First thing to remember: Gondoliers are experts in their trade; they must be certified/trained – no ‘fly by night’ operation here. We were quite open with our ideas of what we wanted to do and see. We asked for their opinion. We made a deal and off we went! Tip: The earlier in the day you ride it, the more affordable it will be. Be prepared to open your wallet if you grab a gondolier after 8pm!
Ride a gondola half way to Piazza San Marco
Avoid the main canal by staying on the quiet ‘back canals’
Walk to rest of the way to Piazza San Marco and maybe get lost along the way
Head back to the hotel by vaporetto
Once we crossed the main canal, our gondolier steered us toward a narrow canal way. As we entered the narrows, the noise volume of the city lowered to a soft murmur. It was like being transported to our own island. It was quiet as we listened to the water rippling off the oar.
Did you know a gondola can only be steered from the right side and while standing!? It’s true.
Another cool fact is the dimensions of a gondola:
- 11 metres in length
- 1.5 metres in width, with the left side 24cm wider than the right
The gondola’s shape is asymmetric and flat bottomed. It’s the perfect shape to navigate extremely narrow canals. If you want one, you’ll need to wait three months for one to be built just for you. Your wallet will feel $34,997.92 lighter because of it. I’m sure it’ll take even longer to learn how to steer one 🙂
Final cool fact: a gondola is made from eight different types of wood: oak, cherry wood, walnut, fir, mahogany, elm, larch and linden.
Our gondolier effortlessly navigated the narrow canals, passing each historic building and other gondolas within a hands width of clearance. Remember the gondola is 11 metres in length and on water with four moving tourists shifting about 😉 . He was very experienced and we were grateful. One fascinating fact: each building was built for a single family. Some of these building are quite large multi level structures. Currently, the vast majority are rented to several families each. Only a handful are actually owned and occupied by a single family.

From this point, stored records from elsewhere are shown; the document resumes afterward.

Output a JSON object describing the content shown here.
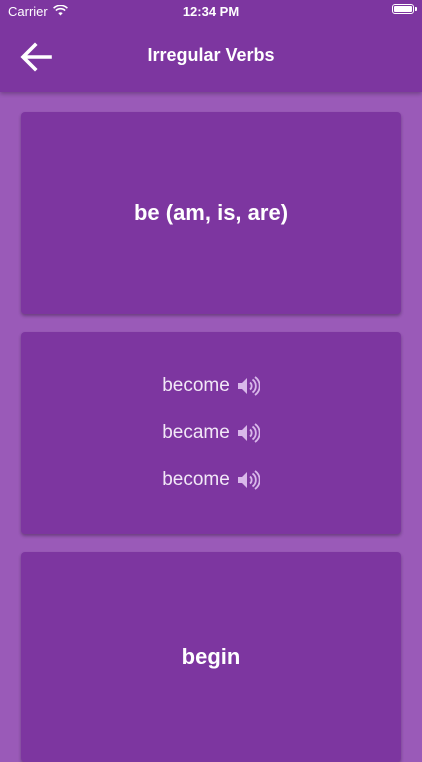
{
  "status": {
    "carrier": "Carrier",
    "time": "12:34 PM"
  },
  "nav": {
    "title": "Irregular Verbs",
    "back_icon": "arrow-left-icon"
  },
  "cards": [
    {
      "word": "be (am, is, are)"
    },
    {
      "forms": [
        "become",
        "became",
        "become"
      ],
      "icon": "speaker-icon"
    },
    {
      "word": "begin"
    }
  ],
  "colors": {
    "background": "#9a5ab8",
    "bar": "#7d36a0",
    "card": "#7d36a0",
    "text": "#ffffff"
  }
}
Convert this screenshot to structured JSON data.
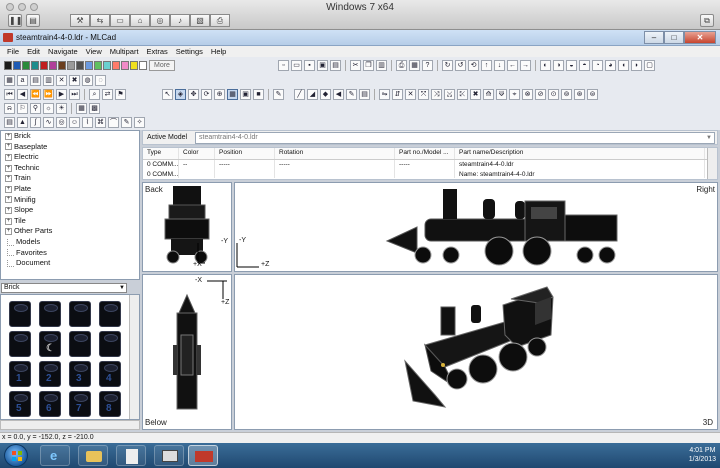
{
  "host": {
    "title": "Windows 7 x64"
  },
  "window": {
    "title": "steamtrain4-4-0.ldr - MLCad"
  },
  "menu": [
    "File",
    "Edit",
    "Navigate",
    "View",
    "Multipart",
    "Extras",
    "Settings",
    "Help"
  ],
  "toolbar": {
    "more_label": "More",
    "colors": [
      "#1b1b1b",
      "#1e5bb5",
      "#2a8a3a",
      "#1d8d8d",
      "#c02020",
      "#b0409a",
      "#6a3e1e",
      "#9a9a9a",
      "#505050",
      "#6a9ae0",
      "#60c060",
      "#6ad0d0",
      "#ff7a6a",
      "#f08ac8",
      "#f0e020",
      "#ffffff"
    ]
  },
  "tree": {
    "items": [
      {
        "label": "Brick",
        "expandable": true
      },
      {
        "label": "Baseplate",
        "expandable": true
      },
      {
        "label": "Electric",
        "expandable": true
      },
      {
        "label": "Technic",
        "expandable": true
      },
      {
        "label": "Train",
        "expandable": true
      },
      {
        "label": "Plate",
        "expandable": true
      },
      {
        "label": "Minifig",
        "expandable": true
      },
      {
        "label": "Slope",
        "expandable": true
      },
      {
        "label": "Tile",
        "expandable": true
      },
      {
        "label": "Other Parts",
        "expandable": true
      },
      {
        "label": "Models",
        "expandable": false
      },
      {
        "label": "Favorites",
        "expandable": false
      },
      {
        "label": "Document",
        "expandable": false
      }
    ]
  },
  "palette": {
    "category": "Brick"
  },
  "model": {
    "active_label": "Active Model",
    "active_value": "steamtrain4-4-0.ldr",
    "columns": [
      "Type",
      "Color",
      "Position",
      "Rotation",
      "Part no./Model ...",
      "Part name/Description"
    ],
    "rows": [
      [
        "0 COMM...",
        "--",
        "-----",
        "-----",
        "-----",
        "steamtrain4-4-0.ldr"
      ],
      [
        "0 COMM...",
        "",
        "",
        "",
        "",
        "Name: steamtrain4-4-0.ldr"
      ]
    ]
  },
  "views": {
    "back": "Back",
    "right": "Right",
    "below": "Below",
    "threed": "3D",
    "axes": {
      "back_x": "+X",
      "back_y": "-Y",
      "right_y": "-Y",
      "right_z": "+Z",
      "below_x": "-X",
      "below_z": "+Z"
    }
  },
  "status": {
    "coords": "x = 0.0, y = -152.0, z = -210.0"
  },
  "taskbar": {
    "time": "4:01 PM",
    "date": "1/3/2013"
  }
}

We’d like to share some of Venice from a gondola:
TO BE CONTINUED … Part 2 where are family adventures continue on land in the historic city of Venice.